● **YOUR OBJECTIVE**
Lines from the listing that hold the string "text" are what you should return.

● **MATERIAL PROVIDED**
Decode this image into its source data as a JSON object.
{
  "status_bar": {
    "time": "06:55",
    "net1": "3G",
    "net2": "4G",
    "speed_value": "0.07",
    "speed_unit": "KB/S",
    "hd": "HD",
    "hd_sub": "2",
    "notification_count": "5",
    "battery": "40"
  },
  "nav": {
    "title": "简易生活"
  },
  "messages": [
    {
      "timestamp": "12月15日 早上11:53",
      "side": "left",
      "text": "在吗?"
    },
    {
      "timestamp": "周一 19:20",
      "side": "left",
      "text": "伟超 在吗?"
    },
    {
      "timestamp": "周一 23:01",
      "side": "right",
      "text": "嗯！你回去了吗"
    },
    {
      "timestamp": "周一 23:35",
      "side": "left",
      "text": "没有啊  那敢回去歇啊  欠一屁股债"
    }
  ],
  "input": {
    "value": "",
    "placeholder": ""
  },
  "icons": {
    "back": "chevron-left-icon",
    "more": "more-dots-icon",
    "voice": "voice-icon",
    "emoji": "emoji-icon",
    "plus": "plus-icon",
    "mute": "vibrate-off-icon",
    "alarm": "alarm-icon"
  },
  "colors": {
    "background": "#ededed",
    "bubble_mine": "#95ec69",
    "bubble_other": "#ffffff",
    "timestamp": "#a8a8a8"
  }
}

● **EXPECTED OUTPUT**
      "text": "在吗?"
      "text": "伟超 在吗?"
      "text": "嗯！你回去了吗"
      "text": "没有啊  那敢回去歇啊  欠一屁股债"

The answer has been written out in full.